Find the word "提供的云函数" in the data below and copy each line that holds it.
Content starts
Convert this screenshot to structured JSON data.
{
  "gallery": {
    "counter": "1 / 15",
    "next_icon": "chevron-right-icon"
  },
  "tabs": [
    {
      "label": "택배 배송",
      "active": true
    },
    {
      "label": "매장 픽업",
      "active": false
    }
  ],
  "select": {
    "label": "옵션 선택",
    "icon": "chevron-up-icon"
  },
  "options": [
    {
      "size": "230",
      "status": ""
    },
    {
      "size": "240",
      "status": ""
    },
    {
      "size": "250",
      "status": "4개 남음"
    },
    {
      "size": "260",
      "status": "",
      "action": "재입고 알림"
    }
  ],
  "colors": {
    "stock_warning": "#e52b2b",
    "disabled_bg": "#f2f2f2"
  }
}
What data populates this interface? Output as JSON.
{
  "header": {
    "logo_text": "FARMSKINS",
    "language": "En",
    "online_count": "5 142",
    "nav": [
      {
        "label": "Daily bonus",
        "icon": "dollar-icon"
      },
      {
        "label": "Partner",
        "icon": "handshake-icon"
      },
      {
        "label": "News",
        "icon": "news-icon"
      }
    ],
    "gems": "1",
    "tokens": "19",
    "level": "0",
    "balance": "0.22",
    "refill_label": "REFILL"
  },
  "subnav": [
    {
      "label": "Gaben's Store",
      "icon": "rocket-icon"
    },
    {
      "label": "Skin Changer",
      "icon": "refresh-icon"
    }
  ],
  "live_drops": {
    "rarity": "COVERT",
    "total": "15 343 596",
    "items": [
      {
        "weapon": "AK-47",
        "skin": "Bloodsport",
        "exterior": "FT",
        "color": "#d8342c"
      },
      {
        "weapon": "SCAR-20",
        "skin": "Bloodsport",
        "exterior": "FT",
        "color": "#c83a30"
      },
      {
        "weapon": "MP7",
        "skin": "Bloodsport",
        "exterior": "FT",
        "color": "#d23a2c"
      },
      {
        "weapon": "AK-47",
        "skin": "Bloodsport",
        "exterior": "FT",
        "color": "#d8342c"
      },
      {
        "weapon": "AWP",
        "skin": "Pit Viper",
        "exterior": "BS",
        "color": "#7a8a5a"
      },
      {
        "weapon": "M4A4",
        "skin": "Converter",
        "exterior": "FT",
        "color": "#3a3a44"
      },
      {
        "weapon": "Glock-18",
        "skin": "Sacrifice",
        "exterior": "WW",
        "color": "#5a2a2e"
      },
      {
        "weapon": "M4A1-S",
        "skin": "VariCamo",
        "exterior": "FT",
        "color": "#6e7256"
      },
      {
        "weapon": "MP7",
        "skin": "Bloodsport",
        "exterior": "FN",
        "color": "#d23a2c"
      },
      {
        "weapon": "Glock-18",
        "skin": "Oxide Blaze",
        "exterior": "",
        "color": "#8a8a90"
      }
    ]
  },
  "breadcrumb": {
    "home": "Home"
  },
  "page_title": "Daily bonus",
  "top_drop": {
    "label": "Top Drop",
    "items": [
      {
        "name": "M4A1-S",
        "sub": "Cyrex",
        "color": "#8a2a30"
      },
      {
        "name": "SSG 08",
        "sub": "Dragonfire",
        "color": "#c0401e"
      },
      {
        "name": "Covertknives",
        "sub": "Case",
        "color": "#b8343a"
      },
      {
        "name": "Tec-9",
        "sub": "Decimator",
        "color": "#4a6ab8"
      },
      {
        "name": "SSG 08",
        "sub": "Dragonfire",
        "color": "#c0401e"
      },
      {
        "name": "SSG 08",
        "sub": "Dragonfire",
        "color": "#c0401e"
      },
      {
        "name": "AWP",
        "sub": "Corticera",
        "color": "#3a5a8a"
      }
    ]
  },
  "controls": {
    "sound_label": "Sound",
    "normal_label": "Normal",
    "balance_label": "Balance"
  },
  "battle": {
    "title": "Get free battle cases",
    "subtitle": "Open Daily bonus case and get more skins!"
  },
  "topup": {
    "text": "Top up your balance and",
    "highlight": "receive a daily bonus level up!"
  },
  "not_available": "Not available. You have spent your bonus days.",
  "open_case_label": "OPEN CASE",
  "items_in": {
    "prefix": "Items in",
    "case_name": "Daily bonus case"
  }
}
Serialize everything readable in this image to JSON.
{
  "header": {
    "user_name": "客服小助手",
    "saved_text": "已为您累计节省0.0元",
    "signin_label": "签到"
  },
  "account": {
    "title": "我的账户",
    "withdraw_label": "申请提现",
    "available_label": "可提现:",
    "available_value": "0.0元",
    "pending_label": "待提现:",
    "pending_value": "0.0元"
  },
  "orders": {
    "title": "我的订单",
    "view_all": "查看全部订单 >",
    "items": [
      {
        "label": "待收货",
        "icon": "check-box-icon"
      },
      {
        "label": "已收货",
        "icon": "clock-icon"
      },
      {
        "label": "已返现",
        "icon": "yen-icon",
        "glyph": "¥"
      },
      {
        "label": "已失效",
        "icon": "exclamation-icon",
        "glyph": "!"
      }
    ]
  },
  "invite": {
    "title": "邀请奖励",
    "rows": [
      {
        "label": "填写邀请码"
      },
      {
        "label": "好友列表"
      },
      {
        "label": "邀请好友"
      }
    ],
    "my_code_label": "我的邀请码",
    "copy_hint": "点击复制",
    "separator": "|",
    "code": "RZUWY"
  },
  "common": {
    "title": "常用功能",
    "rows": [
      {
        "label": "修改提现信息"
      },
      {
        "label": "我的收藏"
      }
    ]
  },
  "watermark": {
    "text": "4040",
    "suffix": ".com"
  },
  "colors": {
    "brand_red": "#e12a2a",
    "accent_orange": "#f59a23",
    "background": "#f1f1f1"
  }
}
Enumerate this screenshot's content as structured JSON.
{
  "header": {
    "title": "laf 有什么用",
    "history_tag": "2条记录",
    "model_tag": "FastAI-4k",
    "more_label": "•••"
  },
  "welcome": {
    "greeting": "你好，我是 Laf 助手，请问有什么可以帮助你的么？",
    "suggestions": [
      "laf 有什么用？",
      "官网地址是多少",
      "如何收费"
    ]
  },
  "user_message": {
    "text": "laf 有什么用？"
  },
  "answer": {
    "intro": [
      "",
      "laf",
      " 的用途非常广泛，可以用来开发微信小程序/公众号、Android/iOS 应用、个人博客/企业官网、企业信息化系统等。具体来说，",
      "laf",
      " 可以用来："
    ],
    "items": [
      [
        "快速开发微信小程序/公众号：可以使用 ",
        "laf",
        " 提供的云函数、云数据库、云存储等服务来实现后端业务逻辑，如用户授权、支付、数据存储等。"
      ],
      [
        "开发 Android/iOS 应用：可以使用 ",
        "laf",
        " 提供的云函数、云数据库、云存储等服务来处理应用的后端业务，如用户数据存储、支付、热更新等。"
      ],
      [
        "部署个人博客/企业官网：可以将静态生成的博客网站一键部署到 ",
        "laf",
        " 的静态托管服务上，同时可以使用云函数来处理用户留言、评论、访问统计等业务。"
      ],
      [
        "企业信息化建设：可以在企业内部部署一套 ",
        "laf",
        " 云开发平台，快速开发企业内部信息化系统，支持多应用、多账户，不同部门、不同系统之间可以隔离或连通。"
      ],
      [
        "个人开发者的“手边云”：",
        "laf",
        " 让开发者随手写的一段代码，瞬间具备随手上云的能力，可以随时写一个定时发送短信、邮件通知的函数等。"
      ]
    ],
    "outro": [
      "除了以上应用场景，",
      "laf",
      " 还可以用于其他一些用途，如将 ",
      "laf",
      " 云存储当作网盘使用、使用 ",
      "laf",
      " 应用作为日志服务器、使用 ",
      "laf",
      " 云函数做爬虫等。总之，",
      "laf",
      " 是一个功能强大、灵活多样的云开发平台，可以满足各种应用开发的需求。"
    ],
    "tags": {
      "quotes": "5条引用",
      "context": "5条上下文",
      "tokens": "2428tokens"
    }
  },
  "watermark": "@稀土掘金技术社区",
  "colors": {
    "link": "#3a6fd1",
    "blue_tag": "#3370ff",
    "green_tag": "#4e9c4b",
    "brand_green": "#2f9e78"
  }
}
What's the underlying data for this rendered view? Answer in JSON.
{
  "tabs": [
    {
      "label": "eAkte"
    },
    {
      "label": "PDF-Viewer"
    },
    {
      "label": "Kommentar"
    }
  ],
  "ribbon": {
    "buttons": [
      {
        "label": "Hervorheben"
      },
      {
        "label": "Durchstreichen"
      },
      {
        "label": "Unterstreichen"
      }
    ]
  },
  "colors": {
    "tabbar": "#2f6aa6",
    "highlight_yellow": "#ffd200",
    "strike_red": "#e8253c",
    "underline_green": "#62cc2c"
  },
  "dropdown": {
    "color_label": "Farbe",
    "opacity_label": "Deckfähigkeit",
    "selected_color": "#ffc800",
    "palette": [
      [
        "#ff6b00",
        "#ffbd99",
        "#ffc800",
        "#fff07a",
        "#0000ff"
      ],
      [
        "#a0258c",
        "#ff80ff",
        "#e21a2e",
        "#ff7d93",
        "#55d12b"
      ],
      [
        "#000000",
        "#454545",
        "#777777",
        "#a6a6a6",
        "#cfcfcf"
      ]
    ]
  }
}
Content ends
* **Exercise response**:
        " 提供的云函数、云数据库、云存储等服务来实现后端业务逻辑，如用户授权、支付、数据存储等。"
        " 提供的云函数、云数据库、云存储等服务来处理应用的后端业务，如用户数据存储、支付、热更新等。"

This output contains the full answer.